This is reminiscent of Chapter Two where Paul’s ability to speak well is questioned and then later in the chapter there is talk about evaluating the apostles. Chapter 4 introduces the notion of apostles being queried as to their credentials and abilities. Clearly this is something that is upper most on Paul’s mind, he is copping a lot of flack. The brickbats are flying. This fits the context of the discussion in the previous chapter where the talk was of opinionated people sounding forth. Paul has just commented about freedom in Christ to be able to eat or not to eat food sacrificed to idols. Paul’s thoughts are running on with the statements at the end of chapter eight to which he adds the questions: Am I not as free as anyone else? [ to which I would answer – I think freer than most Paul] Am I not an apostle? [If you are not an Apostle Paul, then no one is.]
Paul adds more related to his legitimacy as an apostle. I saw Jesus with my own eyes. I have had first hand contact with the Master. Not only that, but you, Corinthians are the fruits of my apostleship. Others may think I am not an apostle but certainly not any of you. You Corinthians are proof that I am an apostle. Now is that true? Is the issue of Paul’s apostleship settled among the Corinthians or not? Some would think that it was settled and not under debate there. But then again maybe Paul’s comments about opinionated people related to some among the Corinthians who had opinions on his apostleship but the following comments in verse 9:2 indicate the matter is settled.

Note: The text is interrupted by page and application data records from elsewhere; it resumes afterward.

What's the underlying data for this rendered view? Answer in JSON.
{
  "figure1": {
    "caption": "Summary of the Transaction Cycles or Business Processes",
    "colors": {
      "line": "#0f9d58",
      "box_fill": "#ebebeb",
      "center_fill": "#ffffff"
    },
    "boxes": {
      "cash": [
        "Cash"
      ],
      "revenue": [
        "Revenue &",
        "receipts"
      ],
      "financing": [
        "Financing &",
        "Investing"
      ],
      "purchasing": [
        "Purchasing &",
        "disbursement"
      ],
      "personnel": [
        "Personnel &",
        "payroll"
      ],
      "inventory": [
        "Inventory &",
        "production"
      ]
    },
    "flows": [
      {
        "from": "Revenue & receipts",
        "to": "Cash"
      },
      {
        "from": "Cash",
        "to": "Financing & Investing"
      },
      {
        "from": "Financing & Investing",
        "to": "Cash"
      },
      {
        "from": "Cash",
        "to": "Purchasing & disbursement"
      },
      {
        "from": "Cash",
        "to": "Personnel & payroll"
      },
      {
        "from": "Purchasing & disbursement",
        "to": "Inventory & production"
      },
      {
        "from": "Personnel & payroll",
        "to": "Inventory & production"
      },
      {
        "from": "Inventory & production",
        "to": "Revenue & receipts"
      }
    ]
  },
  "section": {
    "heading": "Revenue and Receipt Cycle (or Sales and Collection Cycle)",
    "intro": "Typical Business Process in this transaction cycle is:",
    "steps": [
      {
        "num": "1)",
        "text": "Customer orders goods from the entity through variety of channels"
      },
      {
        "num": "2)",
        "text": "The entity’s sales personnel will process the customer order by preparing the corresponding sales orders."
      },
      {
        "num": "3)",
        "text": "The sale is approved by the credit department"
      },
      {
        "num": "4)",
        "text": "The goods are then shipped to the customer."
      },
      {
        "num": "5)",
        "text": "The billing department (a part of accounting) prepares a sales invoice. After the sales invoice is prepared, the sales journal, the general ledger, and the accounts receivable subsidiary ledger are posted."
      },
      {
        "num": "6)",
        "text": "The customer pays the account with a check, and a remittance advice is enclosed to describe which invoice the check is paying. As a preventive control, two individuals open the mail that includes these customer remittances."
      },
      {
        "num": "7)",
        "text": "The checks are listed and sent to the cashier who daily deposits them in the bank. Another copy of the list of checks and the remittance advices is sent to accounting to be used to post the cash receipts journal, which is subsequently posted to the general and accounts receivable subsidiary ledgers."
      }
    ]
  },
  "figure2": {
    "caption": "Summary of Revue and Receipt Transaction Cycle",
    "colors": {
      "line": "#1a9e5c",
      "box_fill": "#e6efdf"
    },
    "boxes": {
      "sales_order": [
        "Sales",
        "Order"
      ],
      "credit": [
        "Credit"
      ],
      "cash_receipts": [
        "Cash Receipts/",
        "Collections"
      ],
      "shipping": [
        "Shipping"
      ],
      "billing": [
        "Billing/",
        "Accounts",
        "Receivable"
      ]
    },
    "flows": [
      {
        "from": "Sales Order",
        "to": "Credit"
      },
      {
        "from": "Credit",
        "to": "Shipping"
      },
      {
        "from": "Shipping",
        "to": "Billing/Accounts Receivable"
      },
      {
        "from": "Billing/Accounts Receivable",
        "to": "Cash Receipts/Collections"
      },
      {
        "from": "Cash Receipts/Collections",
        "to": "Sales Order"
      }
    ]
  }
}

It is clear that the Corinthian church is a prime example of Paul’s church planting skills and his apostolic mantle for forging new frontiers. Paul has had a strong, ongoing input to the Corinthian church. He knows and they know the credentials of his apostleship. In his mind and hopefully theirs, there is no doubt. Well tell that to others. A church leader will always face opposition no matter what the issue. We humans are so prone to dispute, even more so in the church as I said earlier in the Corinthian series: religion and politics will bring out the worst in us. They say you can’t please all of the people all of the time. Ain’t that true but even more so in church. Recently a friend of mine began pastoring a church and everyone was pleased with the way things were going. He was the best thing out. I made the comment, wait a while when the honeymoon period is over. It happened sooner than later. It always does. Spare a thought for your pastor. Better yet give a word of encouragement to him today. Find something to praise him for. Think on these things – Phil 4:8.
The church’s problem isn’t too many people speaking negatively, it’s too few speaking positively! Bob Gass
Complaining is toxic. It contaminates both the complainer and everyone within earshot. Bob Gass
We think we're helping by complaining as if positive change can come from negative words. Bob Gass
Complaining makes us part of the problem instead of the solution. Bob Gass